Cal did what Cal does best in the first 20 minutes. The Bears were dominating the glass -- particularly the offensive side -- they were scoring inside and pushing the ball in transition. The Bears had Louisville on the ropes, leading 37-27 at halftime.
But the momentum swing was sudden. Cal opened the second half with two turnovers and Louisville scored on each one, slicing a 10-point deficit to five points in two possessions.
The Cardinals hit big 3-pointers -- Antonita Slaughter dropping 6-of-10 for the game -- clogged up the paint with Sara Hammond back in the game after she missed much of the first half in foul trouble, and started scoring and pressing on the other end.
Cal struggled to score, managing just nine field goals in the second half.
Louisville scored 11 points off Cal turnovers, taking its first lead of the second half with 3:40 to go.
"There was a stretch when they were throwing a lot of junk at us and 19 turnovers is high for us," Cal guard Layshia Clarendon said. "We just turned the ball over. We were getting kind of lost and they were making a lot of baskets, picking up momentum."
Clarendon did all she could for Cal. She finished with 17 points, including a 3-pointer to tie the game at 57-57 with 1:51 to go. She collected five rebounds, played every minute. She defended on the perimeter with everything she had, fought through multiple screens to stay in front of Louisville's best scorer, Shoni Schimmel, holding her to 4-of-13 shooting from the floor and only one 3-pointer.
Clarendon said she thought her team "panicked" in the final two minutes, something the Bears hadn't done to this point during the season.
After the game, Clarendon, who will be drafted into the WNBA next week and has surely improved her draft status with her impressive tournament run, talked to her huddled teammates.
"I told them, 'Don't hang your head for one second. Not for one second, because we've come too far, done too much,'" Clarendon said. "It's hard to let it go. It's going to hit you maybe now, maybe later on the plane, maybe when you get back. It's going to hurt definitely because we knew there were mistakes. It wasn't like we just played someone who is flat-out better and just literally beat us. We made a lot of mistakes ourselves."
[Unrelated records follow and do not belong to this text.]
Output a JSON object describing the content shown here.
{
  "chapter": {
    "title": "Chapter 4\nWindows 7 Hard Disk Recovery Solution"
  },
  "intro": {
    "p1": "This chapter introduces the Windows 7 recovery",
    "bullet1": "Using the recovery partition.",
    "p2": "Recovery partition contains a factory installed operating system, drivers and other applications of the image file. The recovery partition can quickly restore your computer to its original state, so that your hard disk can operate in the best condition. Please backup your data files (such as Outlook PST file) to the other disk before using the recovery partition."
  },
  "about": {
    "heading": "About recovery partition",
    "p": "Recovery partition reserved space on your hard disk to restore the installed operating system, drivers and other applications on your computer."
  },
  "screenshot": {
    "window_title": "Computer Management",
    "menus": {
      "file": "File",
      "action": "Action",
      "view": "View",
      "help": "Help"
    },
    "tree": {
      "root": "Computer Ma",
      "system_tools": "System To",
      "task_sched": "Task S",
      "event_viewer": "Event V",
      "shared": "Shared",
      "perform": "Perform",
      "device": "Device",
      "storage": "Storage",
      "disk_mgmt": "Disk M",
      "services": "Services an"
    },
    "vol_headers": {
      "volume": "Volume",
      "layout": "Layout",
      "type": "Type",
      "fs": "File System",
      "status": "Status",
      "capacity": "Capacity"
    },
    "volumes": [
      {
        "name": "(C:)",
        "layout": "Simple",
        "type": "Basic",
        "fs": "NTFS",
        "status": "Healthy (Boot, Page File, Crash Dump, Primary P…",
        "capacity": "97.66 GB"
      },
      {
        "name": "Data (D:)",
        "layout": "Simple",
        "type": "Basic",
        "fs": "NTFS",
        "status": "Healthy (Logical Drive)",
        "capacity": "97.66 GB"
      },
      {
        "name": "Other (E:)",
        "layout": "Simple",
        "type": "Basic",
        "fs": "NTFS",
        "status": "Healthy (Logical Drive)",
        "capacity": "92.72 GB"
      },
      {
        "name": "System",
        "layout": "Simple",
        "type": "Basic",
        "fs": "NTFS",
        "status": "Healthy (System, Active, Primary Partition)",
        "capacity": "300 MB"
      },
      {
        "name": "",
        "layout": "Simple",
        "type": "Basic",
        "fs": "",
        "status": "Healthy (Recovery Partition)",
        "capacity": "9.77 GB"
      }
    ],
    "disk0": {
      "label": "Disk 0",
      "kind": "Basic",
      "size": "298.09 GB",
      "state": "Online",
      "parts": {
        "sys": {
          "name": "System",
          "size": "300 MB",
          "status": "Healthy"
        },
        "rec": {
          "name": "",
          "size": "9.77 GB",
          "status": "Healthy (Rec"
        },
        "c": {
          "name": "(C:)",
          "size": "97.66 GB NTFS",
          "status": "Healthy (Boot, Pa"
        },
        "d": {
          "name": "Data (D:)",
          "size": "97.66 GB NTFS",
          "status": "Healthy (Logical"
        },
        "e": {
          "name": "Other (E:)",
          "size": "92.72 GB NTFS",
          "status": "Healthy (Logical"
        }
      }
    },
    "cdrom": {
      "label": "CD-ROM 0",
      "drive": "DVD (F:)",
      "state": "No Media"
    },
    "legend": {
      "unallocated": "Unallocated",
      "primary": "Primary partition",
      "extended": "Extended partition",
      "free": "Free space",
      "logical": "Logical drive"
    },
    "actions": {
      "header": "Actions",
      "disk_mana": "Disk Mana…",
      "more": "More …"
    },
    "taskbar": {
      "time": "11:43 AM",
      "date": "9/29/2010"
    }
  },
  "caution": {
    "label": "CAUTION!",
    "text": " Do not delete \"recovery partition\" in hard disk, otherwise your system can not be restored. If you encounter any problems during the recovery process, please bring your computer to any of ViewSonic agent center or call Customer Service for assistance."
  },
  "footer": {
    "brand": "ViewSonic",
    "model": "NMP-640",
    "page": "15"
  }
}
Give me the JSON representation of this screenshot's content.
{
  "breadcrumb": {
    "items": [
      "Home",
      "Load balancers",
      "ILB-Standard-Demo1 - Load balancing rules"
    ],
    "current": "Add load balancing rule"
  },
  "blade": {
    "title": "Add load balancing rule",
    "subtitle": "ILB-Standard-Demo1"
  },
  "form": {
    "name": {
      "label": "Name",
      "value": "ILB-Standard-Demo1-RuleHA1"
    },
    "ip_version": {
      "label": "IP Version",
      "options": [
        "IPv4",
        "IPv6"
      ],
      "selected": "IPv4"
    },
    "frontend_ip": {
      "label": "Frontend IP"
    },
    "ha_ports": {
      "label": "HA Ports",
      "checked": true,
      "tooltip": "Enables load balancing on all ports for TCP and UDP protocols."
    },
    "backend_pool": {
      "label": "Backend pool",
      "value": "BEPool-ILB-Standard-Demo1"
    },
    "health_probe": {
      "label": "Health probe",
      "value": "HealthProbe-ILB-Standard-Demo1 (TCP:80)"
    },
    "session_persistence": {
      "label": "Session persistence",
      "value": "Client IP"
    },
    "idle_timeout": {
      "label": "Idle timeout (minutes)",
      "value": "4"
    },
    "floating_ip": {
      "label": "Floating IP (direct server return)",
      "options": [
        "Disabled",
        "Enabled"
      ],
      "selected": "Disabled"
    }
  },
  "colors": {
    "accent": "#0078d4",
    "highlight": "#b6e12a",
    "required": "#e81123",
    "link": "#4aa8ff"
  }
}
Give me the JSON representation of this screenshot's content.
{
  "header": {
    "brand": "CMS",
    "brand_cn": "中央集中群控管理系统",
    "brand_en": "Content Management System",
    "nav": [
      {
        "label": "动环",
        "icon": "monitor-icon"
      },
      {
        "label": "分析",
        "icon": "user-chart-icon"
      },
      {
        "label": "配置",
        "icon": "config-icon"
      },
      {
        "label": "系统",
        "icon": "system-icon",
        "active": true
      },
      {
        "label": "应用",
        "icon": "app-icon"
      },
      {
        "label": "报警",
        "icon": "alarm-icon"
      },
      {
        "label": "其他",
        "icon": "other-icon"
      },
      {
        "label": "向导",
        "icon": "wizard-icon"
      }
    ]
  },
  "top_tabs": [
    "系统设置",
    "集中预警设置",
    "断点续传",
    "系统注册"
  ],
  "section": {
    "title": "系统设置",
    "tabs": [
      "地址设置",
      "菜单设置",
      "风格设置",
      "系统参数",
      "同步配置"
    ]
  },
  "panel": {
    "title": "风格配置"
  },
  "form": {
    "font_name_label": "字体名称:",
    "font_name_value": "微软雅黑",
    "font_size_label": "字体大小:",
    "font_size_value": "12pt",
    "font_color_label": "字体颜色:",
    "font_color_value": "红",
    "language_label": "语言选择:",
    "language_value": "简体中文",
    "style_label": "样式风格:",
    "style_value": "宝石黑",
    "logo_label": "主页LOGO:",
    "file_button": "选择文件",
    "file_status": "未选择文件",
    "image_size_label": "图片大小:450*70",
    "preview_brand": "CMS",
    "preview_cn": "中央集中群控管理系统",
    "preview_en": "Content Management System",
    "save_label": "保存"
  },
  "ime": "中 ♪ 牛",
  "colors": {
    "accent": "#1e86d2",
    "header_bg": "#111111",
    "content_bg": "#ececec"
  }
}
But while the Cal locker room was quiet after the game, there were a few laughs, a few tears, and not a lot of devastation.
"They had us on our heels in the second half," Cal forward Gennifer Brandon said. "We were used to receiving the punch first and then coming back full throttle."
Bears sophomore point guard Brittany Boyd, who played with back spasms and jammed fingers, was mostly philosophical.
"We got outplayed in the second half," Boyd said. "I don't think we got tight. Our main focus was 20 more minutes, keep on pushing. They came out -- I don't know what their coach told them -- but they came out and hit every shot, made every screen and they just executed when they needed to."
Having the opportunity to play on the second-to-last night of the season is an accomplishment for any team. That is the salve on the pain that comes from Cal's defeat, from being 20 minutes of good basketball away from the national championship game.